The existing legal framework regulating cases of children charged with Al-Shabab-related crimes is at best limited and at times in clear contravention of Somalia’s international obligations. New and draft laws and policies, including a draft anti-terrorism law, risk making it easier, not harder, to detain and prosecute children for Al-Shabab related crimes without basic juvenile justice protections for children and little consistent access to rehabilitation and reintegration.
While the Somali authorities face serious security threats, current practices are not only contrary to the best interests of children but may be counterproductive in the fight against Al-Shabab and only compound public fears and mistrust in the security forces. A 14-year-old boy who was picked up in a mass sweep and detained by NISA for two and half months in Mogadishu said: “You can get caught up in a bomb attack or you get caught up in a mass sweep by NISA. We are always being stopped, questioned. Either way, you face problems. It’s like we’re always in a prison.”
As Al-Shabab continues to unlawfully recruit and use children in its fight against the Somali government, the government, including state and regional administrations, need a coherent approach to children accused of Al-Shabab-related crimes that places the best interests of the child at the forefront.
The Somali government should immediately commit to ending arbitrary detention of children, allow for systematic independent oversight of children in custody, and transfer children to child protection advocates for rehabilitation, and when feasible, reintegration.

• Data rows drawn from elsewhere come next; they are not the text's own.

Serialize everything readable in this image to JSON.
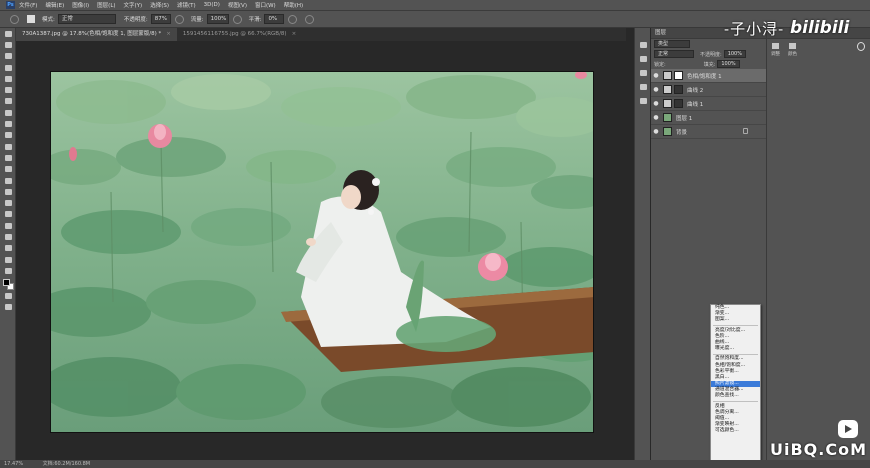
{
  "menubar": {
    "items": [
      "文件(F)",
      "编辑(E)",
      "图像(I)",
      "图层(L)",
      "文字(Y)",
      "选择(S)",
      "滤镜(T)",
      "3D(D)",
      "视图(V)",
      "窗口(W)",
      "帮助(H)"
    ],
    "logo": "Ps"
  },
  "options": {
    "mode_label": "模式:",
    "mode_value": "正常",
    "opacity_label": "不透明度:",
    "opacity_value": "87%",
    "flow_label": "流量:",
    "flow_value": "100%",
    "smooth_label": "平滑:",
    "smooth_value": "0%"
  },
  "tabs": [
    {
      "label": "730A1387.jpg @ 17.8%(色相/饱和度 1, 图层蒙版/8) *",
      "close": "×"
    },
    {
      "label": "1591456116755.jpg @ 66.7%(RGB/8)",
      "close": "×"
    }
  ],
  "layers_panel": {
    "tab": "图层",
    "kind": "类型",
    "blend": "正常",
    "opacity_label": "不透明度:",
    "opacity_value": "100%",
    "lock_label": "锁定:",
    "fill_label": "填充:",
    "fill_value": "100%",
    "layers": [
      {
        "name": "色相/饱和度 1",
        "selected": true,
        "type": "adjustment"
      },
      {
        "name": "曲线 2",
        "selected": false,
        "type": "adjustment"
      },
      {
        "name": "曲线 1",
        "selected": false,
        "type": "adjustment"
      },
      {
        "name": "图层 1",
        "selected": false,
        "type": "image"
      },
      {
        "name": "背景",
        "selected": false,
        "type": "image",
        "locked": true
      }
    ]
  },
  "right_panel": {
    "col1": "调整",
    "col2": "颜色"
  },
  "context_menu": {
    "items": [
      "纯色...",
      "渐变...",
      "图案...",
      "-",
      "亮度/对比度...",
      "色阶...",
      "曲线...",
      "曝光度...",
      "-",
      "自然饱和度...",
      "色相/饱和度...",
      "色彩平衡...",
      "黑白...",
      "照片滤镜...",
      "通道混合器...",
      "颜色查找...",
      "-",
      "反相",
      "色调分离...",
      "阈值...",
      "渐变映射...",
      "可选颜色..."
    ],
    "highlighted": "照片滤镜..."
  },
  "status": {
    "zoom": "17.47%",
    "doc": "文档:60.2M/160.8M"
  },
  "watermark": {
    "author": "-子小浔-",
    "site": "bilibili",
    "bottom": "UiBQ.CoM"
  }
}
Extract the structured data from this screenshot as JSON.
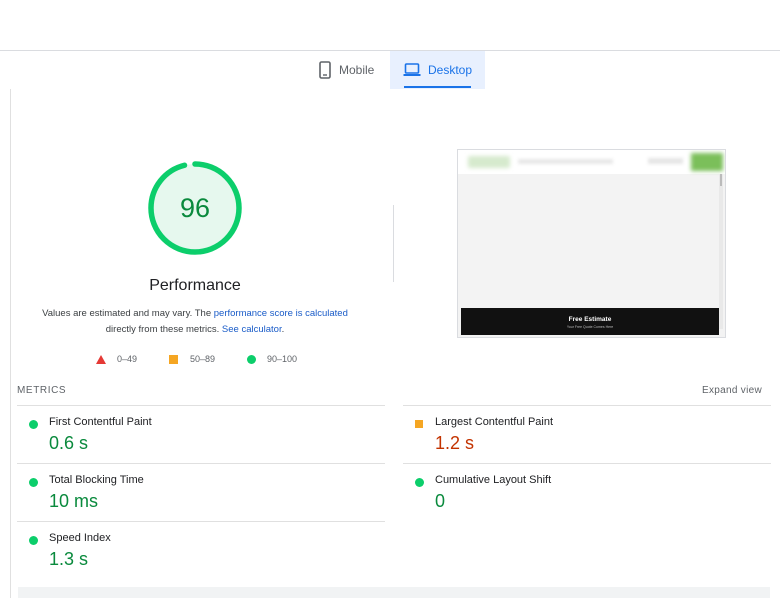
{
  "tabs": {
    "mobile_label": "Mobile",
    "desktop_label": "Desktop",
    "selected": "Desktop"
  },
  "score": {
    "value": "96",
    "fraction": 0.96,
    "title": "Performance",
    "description_pre": "Values are estimated and may vary. The ",
    "description_link1": "performance score is calculated",
    "description_mid": " directly from these metrics. ",
    "description_link2": "See calculator",
    "description_end": "."
  },
  "legend": {
    "fail": "0–49",
    "average": "50–89",
    "pass": "90–100"
  },
  "screenshot": {
    "footer_title": "Free Estimate",
    "footer_sub": "Your Free Quote Comes Here"
  },
  "metrics": {
    "section_label": "METRICS",
    "expand_label": "Expand view",
    "fcp": {
      "name": "First Contentful Paint",
      "value": "0.6 s",
      "status": "pass"
    },
    "lcp": {
      "name": "Largest Contentful Paint",
      "value": "1.2 s",
      "status": "average"
    },
    "tbt": {
      "name": "Total Blocking Time",
      "value": "10 ms",
      "status": "pass"
    },
    "cls": {
      "name": "Cumulative Layout Shift",
      "value": "0",
      "status": "pass"
    },
    "si": {
      "name": "Speed Index",
      "value": "1.3 s",
      "status": "pass"
    }
  },
  "colors": {
    "pass": "#0cce6b",
    "pass_text": "#0a8a3d",
    "average": "#f5a623",
    "average_text": "#c33300",
    "fail": "#e53935",
    "accent": "#1a73e8"
  }
}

The government should not try children accused of crimes before military courts but bring them before civilian courts according to international juvenile justice standards, granting them full due process guarantees, including prompt access to counsel and their families. Children and adults should be detained separately. Any punishment for criminal offenses should be appropriate to their age, consider alternatives to detention, and be aimed at their rehabilitation and reintegration into society.
The government, supported by its international partners, should establish a civilian oversight system, notably a child rights’ commissioner, to review all cases of children in government custody suspected of association with Al-Shabab, while committing to limited security force interaction with children once handed over to child rehabilitation facilities. It should ensure that children are never detained with adults and not held in government custody solely for their association with al-Shabab or other armed groups.
Federal and regional authorities should commit to a thorough review, with international support, of existing and draft laws and policies that relate to treatment of children formerly associated with Al-Shabab or detained for security-related offenses.
International actors in the security sector, such as the United States, the United Kingdom, Turkey and the United Arab Emirates (UAE) should press for more concerted efforts to facilitate the handover of children to rehabilitation while helping to establish a fair and competent juvenile justice system. Partners should encourage lawmakers and authorities to criminalize and prosecute anyone found responsible for abuse of children